**Task requirements**
In the records that follow, find each line with "subject" and pull it out.

(Materials provided begins)

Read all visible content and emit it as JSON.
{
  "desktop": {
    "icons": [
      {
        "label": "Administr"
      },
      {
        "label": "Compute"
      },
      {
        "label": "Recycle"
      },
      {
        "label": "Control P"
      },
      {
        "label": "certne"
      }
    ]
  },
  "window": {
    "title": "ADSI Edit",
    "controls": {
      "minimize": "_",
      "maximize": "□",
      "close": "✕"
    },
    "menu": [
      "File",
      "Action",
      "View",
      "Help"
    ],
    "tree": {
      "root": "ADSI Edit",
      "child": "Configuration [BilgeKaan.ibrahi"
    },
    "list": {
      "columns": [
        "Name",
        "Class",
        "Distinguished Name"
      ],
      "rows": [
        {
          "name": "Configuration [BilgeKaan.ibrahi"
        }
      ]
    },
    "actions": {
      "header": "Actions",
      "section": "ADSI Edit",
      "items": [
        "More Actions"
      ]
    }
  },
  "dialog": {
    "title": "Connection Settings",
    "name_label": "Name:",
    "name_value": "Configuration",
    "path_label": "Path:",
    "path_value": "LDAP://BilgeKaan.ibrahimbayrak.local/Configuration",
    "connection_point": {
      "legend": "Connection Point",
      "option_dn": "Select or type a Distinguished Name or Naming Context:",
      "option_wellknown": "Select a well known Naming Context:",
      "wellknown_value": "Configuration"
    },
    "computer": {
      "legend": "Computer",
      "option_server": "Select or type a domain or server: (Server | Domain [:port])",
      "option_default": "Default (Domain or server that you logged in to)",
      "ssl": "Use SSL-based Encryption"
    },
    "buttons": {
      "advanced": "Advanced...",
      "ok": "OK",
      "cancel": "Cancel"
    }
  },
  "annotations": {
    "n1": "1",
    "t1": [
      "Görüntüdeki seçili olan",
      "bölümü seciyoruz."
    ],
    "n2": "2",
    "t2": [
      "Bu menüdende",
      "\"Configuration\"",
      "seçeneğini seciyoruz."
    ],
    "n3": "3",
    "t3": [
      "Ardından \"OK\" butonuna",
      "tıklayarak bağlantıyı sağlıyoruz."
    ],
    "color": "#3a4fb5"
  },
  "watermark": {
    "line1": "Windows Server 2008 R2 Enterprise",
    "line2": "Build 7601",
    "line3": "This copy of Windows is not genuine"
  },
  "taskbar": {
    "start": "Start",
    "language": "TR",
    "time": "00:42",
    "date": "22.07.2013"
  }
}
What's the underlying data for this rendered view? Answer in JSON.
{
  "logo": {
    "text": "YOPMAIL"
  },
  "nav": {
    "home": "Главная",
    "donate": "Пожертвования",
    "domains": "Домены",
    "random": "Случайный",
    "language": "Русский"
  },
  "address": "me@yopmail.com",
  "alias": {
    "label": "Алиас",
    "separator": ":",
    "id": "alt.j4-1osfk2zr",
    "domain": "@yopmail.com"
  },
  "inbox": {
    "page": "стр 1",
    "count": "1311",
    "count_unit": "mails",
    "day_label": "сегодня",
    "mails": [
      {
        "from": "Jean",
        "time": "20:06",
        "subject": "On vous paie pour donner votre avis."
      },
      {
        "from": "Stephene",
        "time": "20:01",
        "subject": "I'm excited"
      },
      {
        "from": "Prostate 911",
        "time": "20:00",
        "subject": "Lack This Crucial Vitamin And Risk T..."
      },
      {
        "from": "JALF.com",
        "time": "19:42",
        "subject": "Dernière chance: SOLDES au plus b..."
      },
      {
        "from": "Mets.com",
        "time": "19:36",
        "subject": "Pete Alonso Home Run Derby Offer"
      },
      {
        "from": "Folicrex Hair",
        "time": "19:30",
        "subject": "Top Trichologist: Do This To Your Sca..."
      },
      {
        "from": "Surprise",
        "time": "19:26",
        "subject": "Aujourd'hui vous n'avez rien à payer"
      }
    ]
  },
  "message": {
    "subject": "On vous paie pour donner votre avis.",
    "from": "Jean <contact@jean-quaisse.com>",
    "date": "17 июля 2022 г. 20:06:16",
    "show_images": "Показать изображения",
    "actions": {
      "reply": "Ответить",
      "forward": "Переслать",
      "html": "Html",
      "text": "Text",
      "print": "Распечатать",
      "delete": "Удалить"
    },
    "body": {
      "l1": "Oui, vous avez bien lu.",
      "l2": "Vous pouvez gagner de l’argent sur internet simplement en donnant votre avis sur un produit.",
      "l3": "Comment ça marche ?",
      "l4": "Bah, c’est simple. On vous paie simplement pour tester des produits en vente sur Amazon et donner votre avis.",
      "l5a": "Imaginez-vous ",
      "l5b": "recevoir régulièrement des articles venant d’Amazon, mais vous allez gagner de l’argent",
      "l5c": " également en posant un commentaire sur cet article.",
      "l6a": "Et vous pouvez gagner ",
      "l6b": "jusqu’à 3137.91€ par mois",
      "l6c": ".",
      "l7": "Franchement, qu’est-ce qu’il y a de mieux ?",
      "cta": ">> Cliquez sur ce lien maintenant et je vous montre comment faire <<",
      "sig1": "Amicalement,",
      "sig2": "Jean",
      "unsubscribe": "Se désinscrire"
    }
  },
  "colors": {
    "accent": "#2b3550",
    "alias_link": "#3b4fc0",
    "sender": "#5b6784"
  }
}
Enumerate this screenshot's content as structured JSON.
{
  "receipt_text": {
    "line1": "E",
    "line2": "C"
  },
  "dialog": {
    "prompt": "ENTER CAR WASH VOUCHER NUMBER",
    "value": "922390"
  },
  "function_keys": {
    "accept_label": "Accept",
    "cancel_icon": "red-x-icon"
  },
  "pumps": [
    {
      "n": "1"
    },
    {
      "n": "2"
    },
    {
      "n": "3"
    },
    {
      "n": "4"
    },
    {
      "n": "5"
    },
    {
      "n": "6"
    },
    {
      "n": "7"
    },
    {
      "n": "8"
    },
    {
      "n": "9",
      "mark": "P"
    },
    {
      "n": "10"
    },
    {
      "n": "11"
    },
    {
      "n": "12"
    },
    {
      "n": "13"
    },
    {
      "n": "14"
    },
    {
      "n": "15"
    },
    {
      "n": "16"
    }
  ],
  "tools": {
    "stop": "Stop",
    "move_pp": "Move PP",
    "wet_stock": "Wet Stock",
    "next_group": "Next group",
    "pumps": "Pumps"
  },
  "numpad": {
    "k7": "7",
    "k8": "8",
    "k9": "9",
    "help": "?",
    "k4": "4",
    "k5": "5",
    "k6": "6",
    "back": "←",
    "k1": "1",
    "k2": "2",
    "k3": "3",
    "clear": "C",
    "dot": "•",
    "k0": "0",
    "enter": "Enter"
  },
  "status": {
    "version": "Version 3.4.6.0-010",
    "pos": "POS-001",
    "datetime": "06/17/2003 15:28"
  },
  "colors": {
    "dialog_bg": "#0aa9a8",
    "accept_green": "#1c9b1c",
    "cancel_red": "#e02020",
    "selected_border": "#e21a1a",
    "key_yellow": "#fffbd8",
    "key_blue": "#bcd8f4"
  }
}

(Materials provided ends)

**Result of the task**
        "subject": "On vous paie pour donner votre avis."
        "subject": "I'm excited"
        "subject": "Lack This Crucial Vitamin And Risk T..."
        "subject": "Dernière chance: SOLDES au plus b..."
        "subject": "Pete Alonso Home Run Derby Offer"
        "subject": "Top Trichologist: Do This To Your Sca..."
        "subject": "Aujourd'hui vous n'avez rien à payer"
    "subject": "On vous paie pour donner votre avis.",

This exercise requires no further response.